"It's a seismometer," said David. "It's a device that measures vibrations. Scientists use seismometers to detect the vibrating energy waves that travel through the ground during an earthquake."

[ILLUSTRATION OMITTED]

"How does it work?" Ali asked.

"I pull a piece of paper through the seismometer," explained David. "If there's a vibration, the marker shakes and makes a jagged line on the paper."

Ali noticed some pieces of paper on the table. Some of the pieces had very jagged lines on them. Others had relatively smooth lines. "Why are the lines different?" she asked.

"It depends on where the vibration occurs," said David. "If the vibration occurs nearby, it will create a jagged line. If it occurs far away, a smoother line will form. The lines made by seismometers help scientists determine how far away an earthquake was."

ALL SHOOK UP

"The judges will be at our table soon," said David. "I am going to test my seismometer."

"I can't test my experiment. I only have enough vinegar for one eruption," said Ali. She placed a small cup of vinegar on the table.

Just then, Erika bumped into the table as she was arranging her plants.

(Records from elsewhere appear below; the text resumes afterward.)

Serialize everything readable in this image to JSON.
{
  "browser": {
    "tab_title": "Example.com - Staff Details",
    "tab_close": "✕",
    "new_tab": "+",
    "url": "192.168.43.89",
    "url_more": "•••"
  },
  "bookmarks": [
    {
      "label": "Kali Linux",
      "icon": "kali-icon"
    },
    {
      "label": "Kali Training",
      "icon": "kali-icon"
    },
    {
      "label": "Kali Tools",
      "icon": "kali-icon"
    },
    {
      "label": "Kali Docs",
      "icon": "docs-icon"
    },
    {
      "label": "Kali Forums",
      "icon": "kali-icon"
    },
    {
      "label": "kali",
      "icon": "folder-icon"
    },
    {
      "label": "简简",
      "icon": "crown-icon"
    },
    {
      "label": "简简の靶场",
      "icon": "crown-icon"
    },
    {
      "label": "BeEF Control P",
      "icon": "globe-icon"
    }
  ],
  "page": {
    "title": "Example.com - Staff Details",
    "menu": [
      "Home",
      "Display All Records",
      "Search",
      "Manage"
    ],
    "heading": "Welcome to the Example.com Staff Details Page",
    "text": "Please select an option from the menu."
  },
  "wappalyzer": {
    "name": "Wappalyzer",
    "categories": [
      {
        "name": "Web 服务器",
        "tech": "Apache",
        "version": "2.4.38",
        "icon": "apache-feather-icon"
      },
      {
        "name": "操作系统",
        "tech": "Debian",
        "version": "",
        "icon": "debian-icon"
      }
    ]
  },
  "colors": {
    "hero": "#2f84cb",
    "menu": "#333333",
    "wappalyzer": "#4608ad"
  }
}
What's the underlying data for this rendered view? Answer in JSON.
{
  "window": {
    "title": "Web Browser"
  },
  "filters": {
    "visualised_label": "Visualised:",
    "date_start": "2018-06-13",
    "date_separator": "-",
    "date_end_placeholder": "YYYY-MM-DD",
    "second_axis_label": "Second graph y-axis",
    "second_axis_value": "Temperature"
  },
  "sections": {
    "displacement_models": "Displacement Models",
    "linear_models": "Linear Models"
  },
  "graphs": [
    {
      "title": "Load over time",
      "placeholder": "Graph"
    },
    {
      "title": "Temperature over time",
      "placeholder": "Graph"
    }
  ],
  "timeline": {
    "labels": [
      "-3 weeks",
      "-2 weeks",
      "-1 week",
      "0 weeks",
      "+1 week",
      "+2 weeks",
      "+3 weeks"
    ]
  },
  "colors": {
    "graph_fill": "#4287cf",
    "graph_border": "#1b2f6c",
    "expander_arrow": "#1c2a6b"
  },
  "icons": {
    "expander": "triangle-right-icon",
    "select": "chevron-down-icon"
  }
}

Ali grabbed her vinegar-filled cup before it tipped over.

"Watch out, Erika!" Ali said. "If my vinegar spills, I won't be able to show my experiment."

Ali placed the cup back on the table. A second later, the table shook again. A little vinegar sloshed out of the cup and spilled onto the table. "Erika!" said Ali.

"Todd shook the table that time" said Erika. "He's still putting together his model."

[ILLUSTRATION OMITTED]

"Well, be careful," said Ali. "I am going to get a towel to clean the table before the judges come over." Ali walked away.

TIPPED OVER

Ali returned a minute later. "Oh no!" she exclaimed. Her cup of vinegar was lying on its side. Vinegar covered the table.

"I told you to be careful, Erika," Ali said. "You bumped the table and knocked over my vinegar!"

"It was Todd!" said Erika.

"I didn't do it," said Todd.

Ali stared at them. Erika was right next to Ali's volcano. Todd was a little way down the table.

"Yes," said David.

Ali looked at the piece of paper inside his seismometer. She saw a very jagged line on the paper.

"I know who did it!" she said.

solve, the mystery

Who knocked over Ali's vinegar?

To solve the mystery, grab these materials:

* Paper cup

* Scissors

* Marker

* Piece of string, 45 centimeters (16 inches) long

* Large cardboard box, empty with the top flaps cut off

* Yard stick

* Pinto beans

* Long table

* Paper

[ILLUSTRATION OMITTED]

1 Build a seismometer (see diagram). Have an adult poke three holes in a paper cup: One in the center of the cup's bottom and two holes opposite each other along the cup's rim. Put a marker through the hole in the bottom of the cup. The writing end should stick out of the bottom. Thread a piece of string through the two holes in the rim of the cup. Place an empty box on a table so that the open end faces you. Have an adult poke two holes one inch apart in the top of the box. Thread the ends of the string from the cup through the holes in the box. Position the string so that the marker in the cup is just touching the bottom of the box. Tie a knot in the string. Fill the cup half-full with pinto beans to weigh it down.

2 Use your seismometer to find out who knocked over Ali's cup. Place the seismometer on one end of a long table. Place a sheet of paper in the box so that the marker is touching the paper. Have a partner pull the paper slowly out of the box while you bump the table at a point two feet away from the seismometer. Note the line created on the paper. Place a clean sheet of paper in the bottom of the seismometer. While your partner pulls the paper, bump the table with the same amount of force as before. This time, bump the table six feet away from the seismometer. Note the line created. The vibration that knocked over Ali's cup made a very jagged line in David's seismometer. Who would have created that line?